--- START ---

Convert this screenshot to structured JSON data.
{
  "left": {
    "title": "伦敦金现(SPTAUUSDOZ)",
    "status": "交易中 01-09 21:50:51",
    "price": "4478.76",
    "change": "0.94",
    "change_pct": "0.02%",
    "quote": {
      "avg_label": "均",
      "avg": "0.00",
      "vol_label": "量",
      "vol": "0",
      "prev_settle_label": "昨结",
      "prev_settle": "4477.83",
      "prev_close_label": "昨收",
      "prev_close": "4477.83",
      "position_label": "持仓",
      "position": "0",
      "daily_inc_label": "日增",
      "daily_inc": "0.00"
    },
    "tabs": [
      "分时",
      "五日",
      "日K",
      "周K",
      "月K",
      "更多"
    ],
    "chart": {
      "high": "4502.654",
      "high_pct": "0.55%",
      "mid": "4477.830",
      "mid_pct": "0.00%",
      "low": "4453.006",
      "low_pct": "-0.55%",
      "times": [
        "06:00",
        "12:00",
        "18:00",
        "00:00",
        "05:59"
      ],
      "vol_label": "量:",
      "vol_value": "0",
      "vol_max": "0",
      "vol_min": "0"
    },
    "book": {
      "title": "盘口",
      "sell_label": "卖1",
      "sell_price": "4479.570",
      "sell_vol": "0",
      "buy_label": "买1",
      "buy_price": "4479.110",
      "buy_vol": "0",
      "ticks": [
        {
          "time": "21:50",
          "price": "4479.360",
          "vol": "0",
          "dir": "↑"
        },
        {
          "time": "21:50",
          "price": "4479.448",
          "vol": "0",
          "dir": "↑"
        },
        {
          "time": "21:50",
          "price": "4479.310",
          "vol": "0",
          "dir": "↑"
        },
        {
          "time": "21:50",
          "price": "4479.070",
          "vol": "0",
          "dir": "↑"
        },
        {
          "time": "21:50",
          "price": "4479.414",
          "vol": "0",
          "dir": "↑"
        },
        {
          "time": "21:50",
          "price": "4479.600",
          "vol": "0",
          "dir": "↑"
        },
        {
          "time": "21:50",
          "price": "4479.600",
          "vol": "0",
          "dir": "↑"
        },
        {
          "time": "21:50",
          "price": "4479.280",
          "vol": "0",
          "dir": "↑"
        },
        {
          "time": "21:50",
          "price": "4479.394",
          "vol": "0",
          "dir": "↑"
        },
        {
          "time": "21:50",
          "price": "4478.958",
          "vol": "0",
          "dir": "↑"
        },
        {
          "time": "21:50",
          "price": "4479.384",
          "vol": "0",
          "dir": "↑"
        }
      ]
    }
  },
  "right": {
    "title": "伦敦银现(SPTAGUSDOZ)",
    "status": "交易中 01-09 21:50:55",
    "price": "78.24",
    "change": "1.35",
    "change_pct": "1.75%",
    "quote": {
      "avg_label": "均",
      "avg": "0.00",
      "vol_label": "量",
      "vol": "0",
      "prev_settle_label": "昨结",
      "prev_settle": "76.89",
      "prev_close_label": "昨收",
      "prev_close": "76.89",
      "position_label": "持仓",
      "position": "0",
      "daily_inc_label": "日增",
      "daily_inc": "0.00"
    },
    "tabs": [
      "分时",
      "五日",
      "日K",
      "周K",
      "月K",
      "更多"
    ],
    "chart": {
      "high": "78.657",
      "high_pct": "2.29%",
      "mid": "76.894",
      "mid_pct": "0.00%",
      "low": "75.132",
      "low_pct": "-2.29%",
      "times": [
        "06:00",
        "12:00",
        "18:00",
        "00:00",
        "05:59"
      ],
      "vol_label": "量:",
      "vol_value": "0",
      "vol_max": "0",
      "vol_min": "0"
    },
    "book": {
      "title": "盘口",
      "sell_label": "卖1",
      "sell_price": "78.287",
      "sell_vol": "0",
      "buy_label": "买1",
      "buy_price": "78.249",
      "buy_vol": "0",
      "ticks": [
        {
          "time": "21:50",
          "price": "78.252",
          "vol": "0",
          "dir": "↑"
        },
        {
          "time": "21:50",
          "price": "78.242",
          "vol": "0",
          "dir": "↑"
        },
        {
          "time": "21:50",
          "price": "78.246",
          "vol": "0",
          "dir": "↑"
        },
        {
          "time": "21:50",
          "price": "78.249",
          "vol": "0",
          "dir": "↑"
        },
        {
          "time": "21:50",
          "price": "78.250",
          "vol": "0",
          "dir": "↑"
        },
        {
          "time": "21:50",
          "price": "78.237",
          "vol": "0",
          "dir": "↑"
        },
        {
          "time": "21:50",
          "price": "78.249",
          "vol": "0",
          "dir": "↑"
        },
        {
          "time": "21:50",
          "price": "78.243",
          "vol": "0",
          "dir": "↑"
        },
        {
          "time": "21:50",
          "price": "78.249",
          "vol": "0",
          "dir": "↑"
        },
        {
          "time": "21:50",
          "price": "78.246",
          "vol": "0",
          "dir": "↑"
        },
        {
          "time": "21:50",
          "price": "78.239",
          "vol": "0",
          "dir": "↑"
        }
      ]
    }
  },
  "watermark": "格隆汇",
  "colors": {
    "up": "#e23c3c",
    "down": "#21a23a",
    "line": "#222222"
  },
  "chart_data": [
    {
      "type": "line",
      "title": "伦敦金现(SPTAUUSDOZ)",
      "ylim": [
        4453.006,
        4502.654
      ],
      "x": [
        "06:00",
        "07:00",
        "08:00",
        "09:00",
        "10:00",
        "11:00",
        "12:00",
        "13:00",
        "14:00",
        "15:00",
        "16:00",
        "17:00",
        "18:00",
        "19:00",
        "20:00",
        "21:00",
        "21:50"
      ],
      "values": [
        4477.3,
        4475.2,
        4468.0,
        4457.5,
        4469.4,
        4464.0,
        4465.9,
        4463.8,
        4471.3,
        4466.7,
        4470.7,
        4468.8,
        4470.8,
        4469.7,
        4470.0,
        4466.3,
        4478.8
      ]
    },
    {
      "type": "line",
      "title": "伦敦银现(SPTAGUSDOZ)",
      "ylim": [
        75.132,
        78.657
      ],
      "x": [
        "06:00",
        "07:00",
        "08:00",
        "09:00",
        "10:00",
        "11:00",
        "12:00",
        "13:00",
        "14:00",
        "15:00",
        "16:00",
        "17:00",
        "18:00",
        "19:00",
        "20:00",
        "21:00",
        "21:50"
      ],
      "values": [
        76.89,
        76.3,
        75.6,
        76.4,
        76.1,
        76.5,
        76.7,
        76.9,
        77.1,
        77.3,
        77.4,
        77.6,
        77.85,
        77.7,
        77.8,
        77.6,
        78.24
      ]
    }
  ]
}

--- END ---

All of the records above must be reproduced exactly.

Response:
Convert this screenshot to structured JSON data.
{
  "left": {
    "title": "伦敦金现(SPTAUUSDOZ)",
    "status": "交易中 01-09 21:50:51",
    "price": "4478.76",
    "change": "0.94",
    "change_pct": "0.02%",
    "quote": {
      "avg_label": "均",
      "avg": "0.00",
      "vol_label": "量",
      "vol": "0",
      "prev_settle_label": "昨结",
      "prev_settle": "4477.83",
      "prev_close_label": "昨收",
      "prev_close": "4477.83",
      "position_label": "持仓",
      "position": "0",
      "daily_inc_label": "日增",
      "daily_inc": "0.00"
    },
    "tabs": [
      "分时",
      "五日",
      "日K",
      "周K",
      "月K",
      "更多"
    ],
    "chart": {
      "high": "4502.654",
      "high_pct": "0.55%",
      "mid": "4477.830",
      "mid_pct": "0.00%",
      "low": "4453.006",
      "low_pct": "-0.55%",
      "times": [
        "06:00",
        "12:00",
        "18:00",
        "00:00",
        "05:59"
      ],
      "vol_label": "量:",
      "vol_value": "0",
      "vol_max": "0",
      "vol_min": "0"
    },
    "book": {
      "title": "盘口",
      "sell_label": "卖1",
      "sell_price": "4479.570",
      "sell_vol": "0",
      "buy_label": "买1",
      "buy_price": "4479.110",
      "buy_vol": "0",
      "ticks": [
        {
          "time": "21:50",
          "price": "4479.360",
          "vol": "0",
          "dir": "↑"
        },
        {
          "time": "21:50",
          "price": "4479.448",
          "vol": "0",
          "dir": "↑"
        },
        {
          "time": "21:50",
          "price": "4479.310",
          "vol": "0",
          "dir": "↑"
        },
        {
          "time": "21:50",
          "price": "4479.070",
          "vol": "0",
          "dir": "↑"
        },
        {
          "time": "21:50",
          "price": "4479.414",
          "vol": "0",
          "dir": "↑"
        },
        {
          "time": "21:50",
          "price": "4479.600",
          "vol": "0",
          "dir": "↑"
        },
        {
          "time": "21:50",
          "price": "4479.600",
          "vol": "0",
          "dir": "↑"
        },
        {
          "time": "21:50",
          "price": "4479.280",
          "vol": "0",
          "dir": "↑"
        },
        {
          "time": "21:50",
          "price": "4479.394",
          "vol": "0",
          "dir": "↑"
        },
        {
          "time": "21:50",
          "price": "4478.958",
          "vol": "0",
          "dir": "↑"
        },
        {
          "time": "21:50",
          "price": "4479.384",
          "vol": "0",
          "dir": "↑"
        }
      ]
    }
  },
  "right": {
    "title": "伦敦银现(SPTAGUSDOZ)",
    "status": "交易中 01-09 21:50:55",
    "price": "78.24",
    "change": "1.35",
    "change_pct": "1.75%",
    "quote": {
      "avg_label": "均",
      "avg": "0.00",
      "vol_label": "量",
      "vol": "0",
      "prev_settle_label": "昨结",
      "prev_settle": "76.89",
      "prev_close_label": "昨收",
      "prev_close": "76.89",
      "position_label": "持仓",
      "position": "0",
      "daily_inc_label": "日增",
      "daily_inc": "0.00"
    },
    "tabs": [
      "分时",
      "五日",
      "日K",
      "周K",
      "月K",
      "更多"
    ],
    "chart": {
      "high": "78.657",
      "high_pct": "2.29%",
      "mid": "76.894",
      "mid_pct": "0.00%",
      "low": "75.132",
      "low_pct": "-2.29%",
      "times": [
        "06:00",
        "12:00",
        "18:00",
        "00:00",
        "05:59"
      ],
      "vol_label": "量:",
      "vol_value": "0",
      "vol_max": "0",
      "vol_min": "0"
    },
    "book": {
      "title": "盘口",
      "sell_label": "卖1",
      "sell_price": "78.287",
      "sell_vol": "0",
      "buy_label": "买1",
      "buy_price": "78.249",
      "buy_vol": "0",
      "ticks": [
        {
          "time": "21:50",
          "price": "78.252",
          "vol": "0",
          "dir": "↑"
        },
        {
          "time": "21:50",
          "price": "78.242",
          "vol": "0",
          "dir": "↑"
        },
        {
          "time": "21:50",
          "price": "78.246",
          "vol": "0",
          "dir": "↑"
        },
        {
          "time": "21:50",
          "price": "78.249",
          "vol": "0",
          "dir": "↑"
        },
        {
          "time": "21:50",
          "price": "78.250",
          "vol": "0",
          "dir": "↑"
        },
        {
          "time": "21:50",
          "price": "78.237",
          "vol": "0",
          "dir": "↑"
        },
        {
          "time": "21:50",
          "price": "78.249",
          "vol": "0",
          "dir": "↑"
        },
        {
          "time": "21:50",
          "price": "78.243",
          "vol": "0",
          "dir": "↑"
        },
        {
          "time": "21:50",
          "price": "78.249",
          "vol": "0",
          "dir": "↑"
        },
        {
          "time": "21:50",
          "price": "78.246",
          "vol": "0",
          "dir": "↑"
        },
        {
          "time": "21:50",
          "price": "78.239",
          "vol": "0",
          "dir": "↑"
        }
      ]
    }
  },
  "watermark": "格隆汇",
  "colors": {
    "up": "#e23c3c",
    "down": "#21a23a",
    "line": "#222222"
  },
  "chart_data": [
    {
      "type": "line",
      "title": "伦敦金现(SPTAUUSDOZ)",
      "ylim": [
        4453.006,
        4502.654
      ],
      "x": [
        "06:00",
        "07:00",
        "08:00",
        "09:00",
        "10:00",
        "11:00",
        "12:00",
        "13:00",
        "14:00",
        "15:00",
        "16:00",
        "17:00",
        "18:00",
        "19:00",
        "20:00",
        "21:00",
        "21:50"
      ],
      "values": [
        4477.3,
        4475.2,
        4468.0,
        4457.5,
        4469.4,
        4464.0,
        4465.9,
        4463.8,
        4471.3,
        4466.7,
        4470.7,
        4468.8,
        4470.8,
        4469.7,
        4470.0,
        4466.3,
        4478.8
      ]
    },
    {
      "type": "line",
      "title": "伦敦银现(SPTAGUSDOZ)",
      "ylim": [
        75.132,
        78.657
      ],
      "x": [
        "06:00",
        "07:00",
        "08:00",
        "09:00",
        "10:00",
        "11:00",
        "12:00",
        "13:00",
        "14:00",
        "15:00",
        "16:00",
        "17:00",
        "18:00",
        "19:00",
        "20:00",
        "21:00",
        "21:50"
      ],
      "values": [
        76.89,
        76.3,
        75.6,
        76.4,
        76.1,
        76.5,
        76.7,
        76.9,
        77.1,
        77.3,
        77.4,
        77.6,
        77.85,
        77.7,
        77.8,
        77.6,
        78.24
      ]
    }
  ]
}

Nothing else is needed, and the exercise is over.